This review of the Lincoln MKT includes model information, specs and buying advice.
As times change and formerly popular large truck-based SUVs morph into more efficient crossover alternatives, the big American wagon appears to be staging a renaissance. This new utility breed, the CUV, is car-based like the wagons of old but features the taller body style of traditional sport-utilities. One of the leading entrants in this field is the Ford Flex, which spawned an even bolder luxury crossover from Ford's luxury division: the three-row, six- or seven-passenger Lincoln MKT.
The big news here, aside from the Lincoln MKT's expansive 208-inch length, is the available turbocharged V6, which saddles up 355 horsepower and all-wheel drive to move the MKT's substantial heft smartly. Every MKT also offers a quiet, finely trimmed cabin and more amenities than you'd expect in a luxury ride. The MKT's tight third-row seating is a drawback, but overall, this Lincoln -- particularly the current model -- is worth a look.
Current Lincoln MKT The Lincoln MKT is a full-size luxury crossover SUV that seats six or seven. The entry-level MKT gets a 3.7-liter V6 that puts out 300 hp and 280 pound-feet of torque. The MKT EcoBoost receives a twin-turbocharged 3.5-liter V6 that whips up 355 hp and 350 lb-ft of torque. Both models feature a six-speed automatic transmission.
The base MKT is front-wheel drive only, whereas the MKT EcoBoost has standard all-wheel drive along with driver-selectable settings that alter steering response, stability/traction control intervention, transmission behavior and suspension tuning.
Standard equipment on the MKT is very generous. Items that would typically be high-end options on other luxury models are included, such as adaptive xenon headlights, heated and ventilated front seats, heated rear seats, power-adjustable pedals and steering wheel, rear sunshades, a rearview camera and even mobile WiFi. The new MyLincoln Touch electronics interface is also included, bringing most interior controls under the jurisdiction of a large central touchscreen. Updates made for 2013 have improved the usability, speed and reliability of this system, though it may still require some time to acclimate.
Should the standard items not be enough, the MKT also offers a power-folding third-row seat, rear seatbelt airbags, a blind-spot warning system, adaptive cruise control, an automatic parallel parking system, a navigation system, a panoramic sunroof, a surround-sound audio system, and heated and ventilated second-row captain's chairs with a further optional small refrigerated console in between.
In reviews, our editors have been impressed by the MKT EcoBoost's effortless power, particularly given that the turbocharged engine exacts no fuel economy penalty over the otherwise capable base engine. Other than the mechanically identical Ford Flex EcoBoost, there's no other three-row crossover quite like it. Regardless of engine, however, the MKT delivers surprisingly adept handling for such a large vehicle and a ride that's comfortable in most situations. The EcoBoost's adjustable suspension should improve this even further.

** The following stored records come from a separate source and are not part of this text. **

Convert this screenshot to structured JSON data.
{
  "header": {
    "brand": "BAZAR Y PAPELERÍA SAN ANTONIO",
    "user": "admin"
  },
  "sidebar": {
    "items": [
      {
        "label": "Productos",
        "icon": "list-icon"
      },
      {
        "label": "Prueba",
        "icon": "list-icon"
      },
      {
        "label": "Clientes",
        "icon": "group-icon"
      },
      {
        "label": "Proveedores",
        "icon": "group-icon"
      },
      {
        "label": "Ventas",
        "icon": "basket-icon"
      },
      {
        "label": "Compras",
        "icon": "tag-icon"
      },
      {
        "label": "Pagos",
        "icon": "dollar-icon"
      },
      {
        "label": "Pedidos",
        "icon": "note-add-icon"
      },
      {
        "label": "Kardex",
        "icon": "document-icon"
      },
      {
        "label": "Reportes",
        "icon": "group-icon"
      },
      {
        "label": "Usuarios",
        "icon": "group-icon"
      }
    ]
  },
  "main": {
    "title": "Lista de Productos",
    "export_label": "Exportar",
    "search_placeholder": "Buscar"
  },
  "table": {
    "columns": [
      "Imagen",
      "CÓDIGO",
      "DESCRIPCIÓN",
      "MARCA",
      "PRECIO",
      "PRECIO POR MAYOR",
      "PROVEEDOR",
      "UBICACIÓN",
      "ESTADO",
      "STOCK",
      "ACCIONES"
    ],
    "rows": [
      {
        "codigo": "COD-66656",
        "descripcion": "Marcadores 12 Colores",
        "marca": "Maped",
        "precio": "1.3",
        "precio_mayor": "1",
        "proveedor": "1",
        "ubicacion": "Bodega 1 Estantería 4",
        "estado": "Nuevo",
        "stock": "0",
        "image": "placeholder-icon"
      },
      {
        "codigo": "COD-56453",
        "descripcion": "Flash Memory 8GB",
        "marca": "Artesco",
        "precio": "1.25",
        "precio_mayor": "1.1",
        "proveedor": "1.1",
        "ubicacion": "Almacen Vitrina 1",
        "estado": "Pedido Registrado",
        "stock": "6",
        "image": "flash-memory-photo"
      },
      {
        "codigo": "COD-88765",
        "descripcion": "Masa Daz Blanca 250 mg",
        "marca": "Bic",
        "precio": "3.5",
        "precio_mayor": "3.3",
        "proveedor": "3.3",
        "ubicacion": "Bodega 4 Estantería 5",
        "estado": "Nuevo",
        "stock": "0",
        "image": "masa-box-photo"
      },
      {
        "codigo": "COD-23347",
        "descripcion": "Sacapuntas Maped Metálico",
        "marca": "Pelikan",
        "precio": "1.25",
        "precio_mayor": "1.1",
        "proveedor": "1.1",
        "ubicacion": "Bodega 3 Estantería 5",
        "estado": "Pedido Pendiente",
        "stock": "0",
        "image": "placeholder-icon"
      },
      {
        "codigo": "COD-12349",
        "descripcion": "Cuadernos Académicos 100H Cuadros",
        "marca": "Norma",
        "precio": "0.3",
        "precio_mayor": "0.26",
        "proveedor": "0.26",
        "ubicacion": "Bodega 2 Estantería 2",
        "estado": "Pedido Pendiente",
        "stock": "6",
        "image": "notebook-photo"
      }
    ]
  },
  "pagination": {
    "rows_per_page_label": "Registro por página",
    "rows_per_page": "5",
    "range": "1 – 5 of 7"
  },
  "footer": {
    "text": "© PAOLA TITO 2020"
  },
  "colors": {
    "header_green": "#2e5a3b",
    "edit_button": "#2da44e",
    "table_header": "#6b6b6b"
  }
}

Inside, we've applauded the Lincoln MKT's fashionable design and fine materials, though MyLincoln Touch has its aforementioned downsides. The standard seven-passenger version can carry three in its middle-row 60/40-split-bench, while the six-passenger model substitutes a pair of optional bucket seats that slide fore and aft. With four people aboard, the MKT is one of the easiest places to spend time on the road. However, the sloping rear roof subtracts valuable headroom compared to the squarish Flex, making the third row really only suitable for children or short adults.
Used Lincoln MKT Models The MKT debuted for the 2010 model year. Originally, the base model was available with all-wheel drive, but this was removed from the options list for 2012. Models produced prior to the 2013 model year differ in a number of different ways, the most obvious being its different grille design. Other differences can be found under the hood. The entry-level MKT still featured a 3.7-liter V6, but it put out only 268 hp and 267 lb-ft of torque. This resulted in merely adequate acceleration for the big, heavy MKT. The EcoBoost powertrain is unchanged.
The first three model years also featured an older electronics interface, which lacks some of the current car's MyLincoln Touch features and design flourish, but may ultimately be easier to use. Other items not available were the inflatable rear seatbelts, lane departure warning/assist, a heated steering wheel and the EcoBoost's adjustable dampers. Despite this latter omission, this MKT still boasted surprisingly capable handling, yet it didn't sacrifice the smooth and refined ride quality expected in a premium vehicle of this sort.
In general, if the current MKT appeals to you, then used examples should as well. Beyond the base engine's mediocre acceleration, much of its pros and cons have remained the same.